I find it so odd—all the buzz of including or not including gay characters in YA. To me, the fact that any of my characters at any moment are gay is a given. I don’t have to work to include them or sit and decide that one of them will be gay. Some of them are; some of them aren’t. These are the facts. I’m always delighted whenever a character shows him or herself to be LGBTQ, and I work very hard to make sure that I get it right. The one thing I continually note when speaking to gay friends about what they’d like to see in books is just that gayness is a fact of life just as natural as eye or hair color. One lesbian friend said it would just be so refreshing to read something fun, romantic, and gay-positive rather than either the typical coming-out story or tragedy. For myself, I love the notion of gay paranormal or gay YA horror—Steve Berman’s Vintage is an outstanding example of what I long to see more of.

Thankfully, it seems that the publishing industry is becoming more and more receptive to books that view gayness as an intrinsic lifestyle wherein being LGBTQ is not just about sex but also about love, romance, the joys and difficulties of finding the right mate, and ultimately about finding one’s true identity. My husband told me that just today, in fact, Bret Hartinger’s Shadow Walkers, a YA sci-fi novel with a gay protagonist was featured on NPR.


All of this is very happy-making news, considering that my own previous attempts at writing gay or lesbian characters were met with resistance by former publishers and editors. I knew in my heart that one character of mine was lesbian, though I also knew that she was an intensely private person. What I did know was that she wasn’t inclined at all toward men and was fiercely protective of the few female friends she had. I hadn’t planned on any lesbian romantic scenes, but I knew instinctively that heterosexual romantic scenes were not for her, either. In the end, I caved, and she was presented as staunchly heterosexual. It was heartbreaking to make that compromise, but I did it because I didn’t feel I had any other choice. I know differently now, and I’ll never make that same mistake again. It’s too important.

It took attending this year’s Society for Children’s Book Writers and Illustrators (SCBWI) ( Midwinter Conference panel about LGBTQ in middle-grade and YA for me to realize that I’m not wrong or alone in my desire to represent gay characters. Blogger and author Lee Wind , agent Jim McCarthy, and Penguin/Putnam Executive Editor Ari Lewin had some fantastically encouraging things to say to those of us want to write more LGBTQ work. Ari reinforced the notion that editors are, in fact, seeking stories that push beyond the coming-out story and into refreshingly new and fearless territory. She even encouraged me fiercely and with great passion to write something fun, a gay romance filled with laughter and sweetness and JOY. What a concept, right?

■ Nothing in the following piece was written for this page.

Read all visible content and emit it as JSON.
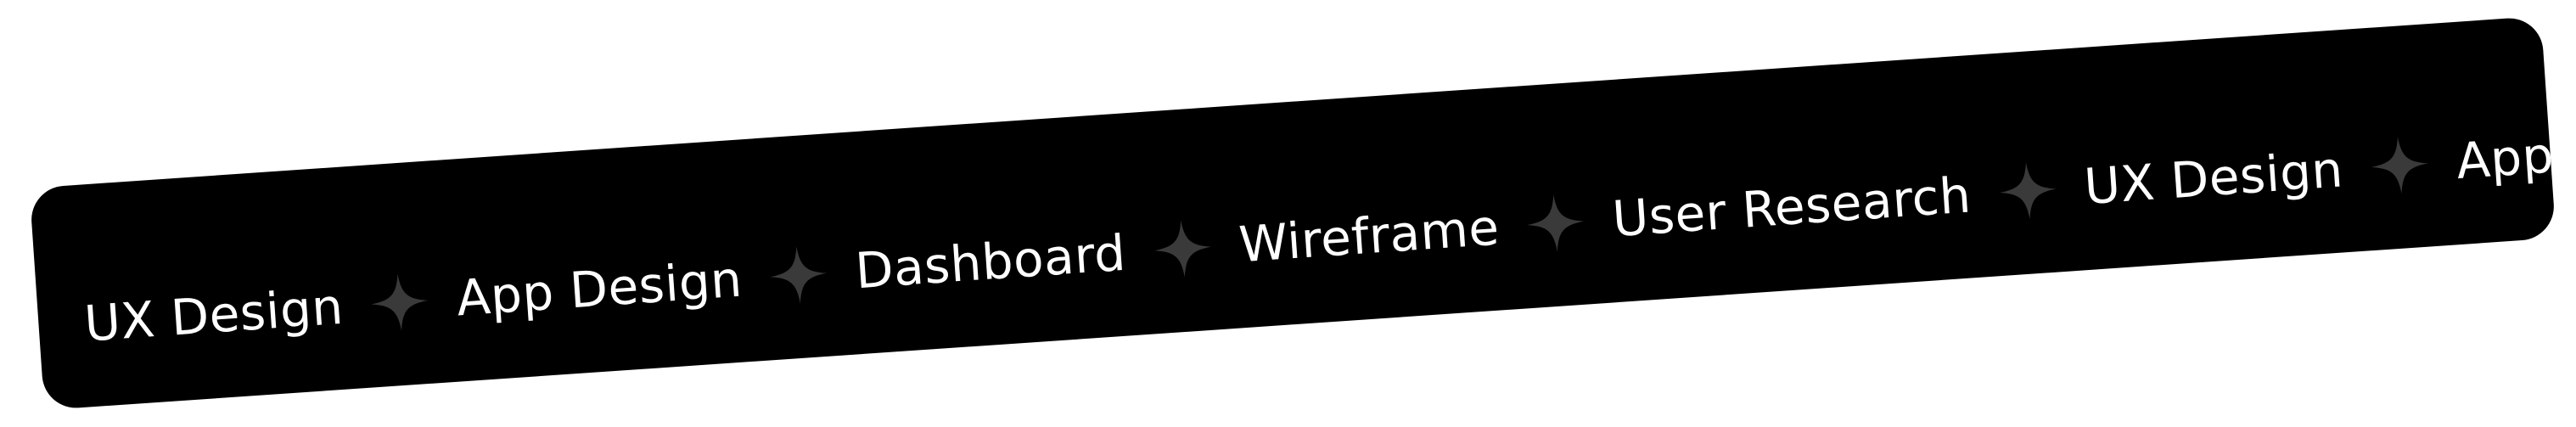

That panel alone was worth the entire conference and all the travel headaches. It gave me confidence in a character I’d been afraid to write—a gay blacksmith in a post-apocalyptic Appalachia. I can’t wait to get back to him once I finish the current revision, and I’m even more excited to share him with my readers who may have been hoping for just this sort of thing.

And so, for what it’s worth, I’m passing on this message. Go. Write your stories with your LGBTQ characters. Make their stories about more than coming out. Make their stories about what it means to be human and in love in this ever-changing world. Editors are waiting hungrily for your words. Pass it on.